Given the ongoing pandemic and risk of a second wave of coronavirus, it is something that we have all become used to.
But how does hand sanitiser work and why is it still important?
Under law in most western countries, hand sanitiser must contain one of three ingredients: ethyl alcohol (also called ethanol), isopropyl alcohol (isopropanol) or benzalkonium chloride. Some sanitising products may contain a blend of these substances.
Notably, benzalkonium chloride has not been proven as an effective substance against coronavirus. For this reason, it is important to check the label of any sanitiser you buy to ensure that it contains alcohol.
Significantly, not all alcohols are the same. As the pop science journal, Live Science, explains, “Chemically speaking, alcohols are organic molecules made of carbon, oxygen and hydrogen. Ethanol is the chemical in alcoholic drinks and is the chemical most people are thinking of when they say alcohol. Propanol and isopropanol (isopropyl alcohol) are two other alcohols that are common in disinfectants because they're highly soluble in water, just like ethanol.”
Alcohol is crucial to keeping your hands virus free because, as a 2014 review published in the journal Clinical Microbiology Reviews explains, alcohol destroys disease-causing pathogens, such as bacteria and viruses, as they break up proteins.
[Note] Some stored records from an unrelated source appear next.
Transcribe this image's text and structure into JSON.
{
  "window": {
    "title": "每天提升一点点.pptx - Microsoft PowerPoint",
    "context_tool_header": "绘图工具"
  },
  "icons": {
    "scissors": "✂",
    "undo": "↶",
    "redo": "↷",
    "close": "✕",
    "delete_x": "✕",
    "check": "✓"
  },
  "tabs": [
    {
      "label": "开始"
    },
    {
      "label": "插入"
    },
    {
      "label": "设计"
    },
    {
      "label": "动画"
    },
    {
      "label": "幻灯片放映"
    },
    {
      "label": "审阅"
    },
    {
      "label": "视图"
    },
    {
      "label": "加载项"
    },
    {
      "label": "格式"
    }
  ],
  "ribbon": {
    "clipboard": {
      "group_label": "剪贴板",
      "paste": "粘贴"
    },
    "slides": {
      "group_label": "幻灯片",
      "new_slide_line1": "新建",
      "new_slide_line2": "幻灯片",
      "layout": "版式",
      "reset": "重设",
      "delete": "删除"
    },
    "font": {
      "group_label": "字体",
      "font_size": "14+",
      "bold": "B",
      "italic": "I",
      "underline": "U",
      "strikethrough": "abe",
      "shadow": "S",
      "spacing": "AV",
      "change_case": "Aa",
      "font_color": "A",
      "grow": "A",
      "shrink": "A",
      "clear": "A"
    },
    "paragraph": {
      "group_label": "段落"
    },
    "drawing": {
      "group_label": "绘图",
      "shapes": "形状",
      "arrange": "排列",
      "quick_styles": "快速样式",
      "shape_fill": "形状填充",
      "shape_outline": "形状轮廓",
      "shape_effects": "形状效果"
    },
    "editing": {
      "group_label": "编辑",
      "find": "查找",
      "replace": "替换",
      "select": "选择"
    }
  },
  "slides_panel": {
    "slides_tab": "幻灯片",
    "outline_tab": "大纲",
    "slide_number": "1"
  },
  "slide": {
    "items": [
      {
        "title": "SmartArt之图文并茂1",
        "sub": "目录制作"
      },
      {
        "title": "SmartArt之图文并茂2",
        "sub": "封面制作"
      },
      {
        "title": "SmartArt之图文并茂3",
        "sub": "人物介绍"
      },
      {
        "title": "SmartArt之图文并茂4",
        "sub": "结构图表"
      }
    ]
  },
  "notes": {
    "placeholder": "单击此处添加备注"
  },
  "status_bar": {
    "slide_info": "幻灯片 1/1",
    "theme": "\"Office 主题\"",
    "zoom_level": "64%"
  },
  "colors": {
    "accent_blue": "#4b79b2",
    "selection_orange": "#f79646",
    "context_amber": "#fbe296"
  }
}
In doing so, they spilt apart the cells of a pathogen or mess up its metabolism.
However, even if your hand sanitiser contains alcohol, it is important that its concentration exceeds 70% of the total volume.
Weaker solutions may contain as little as 30% alcohol, which be sufficient to slow down the reproduction rate of pathogens and maybe even destroy some of the bacteria and viruses, but some will survive.
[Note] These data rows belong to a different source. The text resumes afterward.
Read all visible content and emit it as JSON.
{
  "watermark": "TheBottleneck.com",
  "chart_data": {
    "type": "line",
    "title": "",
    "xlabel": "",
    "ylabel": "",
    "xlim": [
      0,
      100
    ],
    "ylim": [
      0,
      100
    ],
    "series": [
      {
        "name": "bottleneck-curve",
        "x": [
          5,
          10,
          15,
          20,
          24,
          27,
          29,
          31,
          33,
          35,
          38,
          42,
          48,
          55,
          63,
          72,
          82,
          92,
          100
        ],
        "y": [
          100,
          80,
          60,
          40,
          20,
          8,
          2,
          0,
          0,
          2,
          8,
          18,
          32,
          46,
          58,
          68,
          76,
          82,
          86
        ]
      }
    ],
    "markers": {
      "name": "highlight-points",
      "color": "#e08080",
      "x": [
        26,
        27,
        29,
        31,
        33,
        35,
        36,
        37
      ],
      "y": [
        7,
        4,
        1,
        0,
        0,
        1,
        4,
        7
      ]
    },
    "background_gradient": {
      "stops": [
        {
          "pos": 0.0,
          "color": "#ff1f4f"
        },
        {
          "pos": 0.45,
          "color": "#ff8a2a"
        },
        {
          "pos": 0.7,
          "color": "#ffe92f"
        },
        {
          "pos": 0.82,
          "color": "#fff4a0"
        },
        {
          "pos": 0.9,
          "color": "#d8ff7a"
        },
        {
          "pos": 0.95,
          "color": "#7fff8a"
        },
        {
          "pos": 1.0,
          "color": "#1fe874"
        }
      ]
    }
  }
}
If you are uncertain if your hand sanitising products meet these standards, then look for a trusted supplier of hand sanitising products. AG PROTECT, who sponsor this page, are manufacturers of a wide range of personal sanitising and disinfecting products, all of which meet EU standards.
To find out more about how they can help keep you and your family virus-free, visit AG PROTECT.
To ensure that your hand sanitiser is effective against coronavirus, apply a thumb nail size amount in the palm of one hand and rub the gel all over both hands, remembering to coat the backs of the hands and in between the fingers. Continue to rub until your hands are dry.
Sanitisers and hand gels are not replacements for soap and hot water however they are a useful shield in the fight to stay healthy. Sinks are not always readily available, so it is important to keep a bottle of sanitiser close by.
Knowing how hand sanitiser works may not make a difference, but knowing which sanitiser to use can.
If you want to find out more about how to keep your hands free of pathogens or need a trusted supplier of hand sanitiser and disinfecting sprays, then visit AG PROTECT.
Photo credit: mohamed Hassan from Pixabay, Hatice EROL from Pixabay, AG PROTECT, & Luisella Planeta Leoni from Pixabay